Gonzalez, acquiring him from the Yankees for power righthander Jhonny Nunez.
|Gonzalez, 25, shares a name with the former U.S. Attorney General but
is not related. He began his career in the Diamondbacks organization
and came to the Yankees, along with since-traded righty Ross Ohlendorf
and righty Stephen Jackson, in the deal that sent Randy Johnson back
out to Arizona. Gonzalez is an above-average defensive shortstop with
solid range, soft hands and a plus arm, but he wasn’t the top defender
at the position in the Yankees system—that’s Double-A Trenton’s Ramon
Pena. Gonzalez had not shown he could hit upper-level pitching yet,
hitting just .250/.313/.356 at Triple-A Scranton/Wilkes-Barre, and was
just 10-for-66 in his two short big league stints, including 9-for-52

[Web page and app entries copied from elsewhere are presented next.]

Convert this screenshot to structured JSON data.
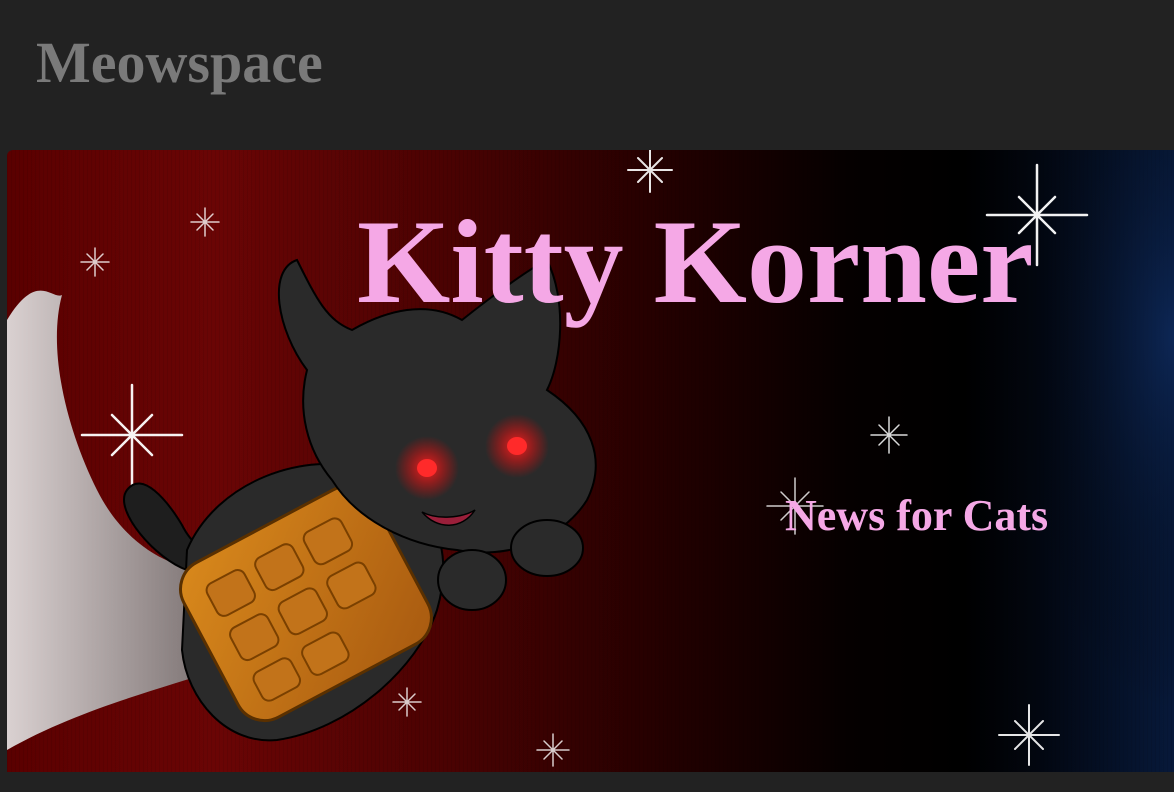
{
  "site": {
    "brand": "Meowspace"
  },
  "hero": {
    "title": "Kitty Korner",
    "subtitle": "News for Cats"
  }
}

(.173) this season. He’s shown some plate discipline throughout his
career but lacks the power to be an everyday regular at just 5-foot-11 and

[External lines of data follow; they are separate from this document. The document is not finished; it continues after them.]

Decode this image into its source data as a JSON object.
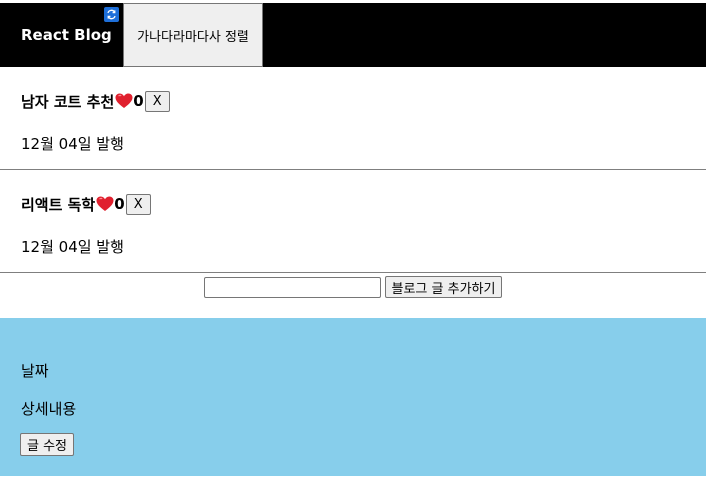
{
  "nav": {
    "brand": "React Blog",
    "sort_label": "가나다라마다사 정렬",
    "sync_icon": "sync-icon",
    "background": "#000000"
  },
  "posts": [
    {
      "title": "남자 코트 추천",
      "likes": "0",
      "delete_label": "X",
      "date": "12월 04일 발행"
    },
    {
      "title": "리액트 독학",
      "likes": "0",
      "delete_label": "X",
      "date": "12월 04일 발행"
    }
  ],
  "add_form": {
    "input_value": "",
    "button_label": "블로그 글 추가하기"
  },
  "modal": {
    "date_label": "날짜",
    "detail_label": "상세내용",
    "edit_label": "글 수정",
    "background": "#87ceeb"
  },
  "icons": {
    "like": "heart-icon"
  }
}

This trade is puzzling for the Nationals, who recently extended shortstop Cristian Guzman’s contract for two more years and acquired second baseman Emilio Bonifacio from Arizona for Jon Rauch. Gonzalez is a spare part who does not project as a big league regular. The Nationals are expected to place Guzman on the disabled list, but it seems short-sighted to part with a young, power arm for a low-upside, short-term insurance policy. Maybe Nunez will be just a middle reliever, and maybe he won’t reach the big leagues at all, but he certainly has a higher ceiling than Gonzalez. The Nationals system is thin in the middle infield, but acquiring more utility players is a strange solution.